With 11 of its 13 players in their sophomore or freshman seasons, the Seton Hill men’s basketball team will be young this year.
But for Griffins coach Tony Morocco, that youth is a point of optimism.
“I’m very optimistic,” he said. “It’s a nice club, it’s a good group of kids, good students. We’re just young. We’ve got to come together, we’ve got to get more reps. It’s like anything else, the more you do something correctly the better it is.”
“Our freshmen are excellent,” added junior guard Kameron Taylor. “They’re hard working, they listen. Sometimes you get those freshmen where they think they know it all. That is definitely not the case with our freshmen.”
Taylor and senior guard David Windsor are the elder statesmen of the team, and will be heavily relied upon as two of the top returning scorers from last year’s squad.
“Me and David Windsor have to step up and lead,” Johnson said. “We definitely have a young team so it’s up to us to work with them in practice and help them transition from the physicality from high school to college play.”
“Both kids are very well schooled coming out of storied programs,” Morocco added. “They’re both excellent players.”
Noah Davis, Spencer Casson and Nebojsa Stanojevic will provide quality minutes in the frontcourt as the Griffins look to improve on their first round playoff exit from last year, and while it might be young, Morrocco said he likes his team.
“We’re coming out to be fundamental and play our style and if we can impose our style on our opponent for 40 minutes then I think we’re going to be successful,” he said.
The adjustment to the college game or to an increased workload might take some time for the Griffins, but playing in the PSAC, a league Morocco called one of the two best leagues in the country, doesn’t afford them that luxury.

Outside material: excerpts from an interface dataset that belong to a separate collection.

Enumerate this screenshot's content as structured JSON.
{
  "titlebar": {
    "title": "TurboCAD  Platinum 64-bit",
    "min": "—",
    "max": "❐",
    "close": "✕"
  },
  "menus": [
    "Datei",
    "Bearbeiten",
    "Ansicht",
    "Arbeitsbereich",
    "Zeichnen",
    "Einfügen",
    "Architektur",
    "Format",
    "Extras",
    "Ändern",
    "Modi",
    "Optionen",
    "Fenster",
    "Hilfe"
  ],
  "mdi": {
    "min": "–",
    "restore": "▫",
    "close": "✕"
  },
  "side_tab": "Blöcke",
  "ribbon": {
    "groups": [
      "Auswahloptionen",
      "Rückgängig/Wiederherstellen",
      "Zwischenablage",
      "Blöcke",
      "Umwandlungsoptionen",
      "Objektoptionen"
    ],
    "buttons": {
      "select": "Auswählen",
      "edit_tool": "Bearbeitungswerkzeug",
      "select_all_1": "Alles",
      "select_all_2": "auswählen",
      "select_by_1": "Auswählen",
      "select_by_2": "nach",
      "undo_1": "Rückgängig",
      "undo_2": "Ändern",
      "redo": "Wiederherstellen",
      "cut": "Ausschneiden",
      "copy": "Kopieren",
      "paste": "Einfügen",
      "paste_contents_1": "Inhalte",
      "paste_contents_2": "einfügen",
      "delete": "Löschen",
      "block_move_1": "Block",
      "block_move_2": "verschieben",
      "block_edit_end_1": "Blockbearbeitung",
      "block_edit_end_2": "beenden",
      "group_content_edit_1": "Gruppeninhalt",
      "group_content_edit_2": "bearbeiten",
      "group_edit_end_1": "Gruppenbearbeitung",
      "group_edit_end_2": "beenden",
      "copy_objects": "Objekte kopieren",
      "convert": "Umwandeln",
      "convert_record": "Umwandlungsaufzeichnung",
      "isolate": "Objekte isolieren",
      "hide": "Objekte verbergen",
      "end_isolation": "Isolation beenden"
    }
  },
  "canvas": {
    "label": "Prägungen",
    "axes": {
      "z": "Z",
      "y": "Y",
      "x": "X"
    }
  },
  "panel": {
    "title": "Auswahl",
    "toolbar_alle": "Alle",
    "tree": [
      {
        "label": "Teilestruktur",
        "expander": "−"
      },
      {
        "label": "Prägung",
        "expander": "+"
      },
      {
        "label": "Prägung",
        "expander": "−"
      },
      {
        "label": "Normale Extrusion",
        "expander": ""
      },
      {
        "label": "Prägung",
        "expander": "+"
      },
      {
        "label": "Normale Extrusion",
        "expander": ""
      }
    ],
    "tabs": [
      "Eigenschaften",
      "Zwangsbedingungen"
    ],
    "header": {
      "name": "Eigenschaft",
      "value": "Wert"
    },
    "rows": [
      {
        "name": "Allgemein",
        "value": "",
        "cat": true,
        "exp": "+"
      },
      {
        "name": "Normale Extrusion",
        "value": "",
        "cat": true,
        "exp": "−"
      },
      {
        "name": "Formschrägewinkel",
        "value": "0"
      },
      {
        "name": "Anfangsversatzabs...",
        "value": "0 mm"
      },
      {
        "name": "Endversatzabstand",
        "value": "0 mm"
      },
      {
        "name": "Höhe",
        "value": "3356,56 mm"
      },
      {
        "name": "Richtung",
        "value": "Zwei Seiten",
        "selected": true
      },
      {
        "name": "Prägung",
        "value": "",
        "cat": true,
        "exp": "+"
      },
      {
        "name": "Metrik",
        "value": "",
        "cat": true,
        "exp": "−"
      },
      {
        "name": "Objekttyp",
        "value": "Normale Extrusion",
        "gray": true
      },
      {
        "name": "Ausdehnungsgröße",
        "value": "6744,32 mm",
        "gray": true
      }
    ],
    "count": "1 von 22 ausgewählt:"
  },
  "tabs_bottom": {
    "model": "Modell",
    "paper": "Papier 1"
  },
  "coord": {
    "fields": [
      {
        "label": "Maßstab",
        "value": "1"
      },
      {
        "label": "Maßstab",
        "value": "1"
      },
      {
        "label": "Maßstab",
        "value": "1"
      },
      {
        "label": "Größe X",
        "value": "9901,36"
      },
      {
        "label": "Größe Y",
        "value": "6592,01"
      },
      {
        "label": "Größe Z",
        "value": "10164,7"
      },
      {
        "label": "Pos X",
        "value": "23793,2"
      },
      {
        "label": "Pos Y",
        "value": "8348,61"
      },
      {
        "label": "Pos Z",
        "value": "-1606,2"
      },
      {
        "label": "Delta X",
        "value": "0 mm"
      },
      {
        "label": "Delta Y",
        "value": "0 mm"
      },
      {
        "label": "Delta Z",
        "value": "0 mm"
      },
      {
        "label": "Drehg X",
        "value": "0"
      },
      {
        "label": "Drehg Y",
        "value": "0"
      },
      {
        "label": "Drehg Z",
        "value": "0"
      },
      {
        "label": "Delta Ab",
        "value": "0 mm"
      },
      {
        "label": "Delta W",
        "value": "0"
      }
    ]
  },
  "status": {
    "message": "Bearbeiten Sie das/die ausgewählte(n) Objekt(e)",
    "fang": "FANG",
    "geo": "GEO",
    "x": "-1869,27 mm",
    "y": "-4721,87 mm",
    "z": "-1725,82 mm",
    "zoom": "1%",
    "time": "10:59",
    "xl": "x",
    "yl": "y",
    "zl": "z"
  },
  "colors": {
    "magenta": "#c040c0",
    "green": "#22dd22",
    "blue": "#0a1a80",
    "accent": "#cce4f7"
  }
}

“This team is developing and we’re building,” he said. “With this many young kids you’re going to have young mistakes in the early part of the season, and we just have to have patience and build.”
Alex Oltmanns is a freelance writer.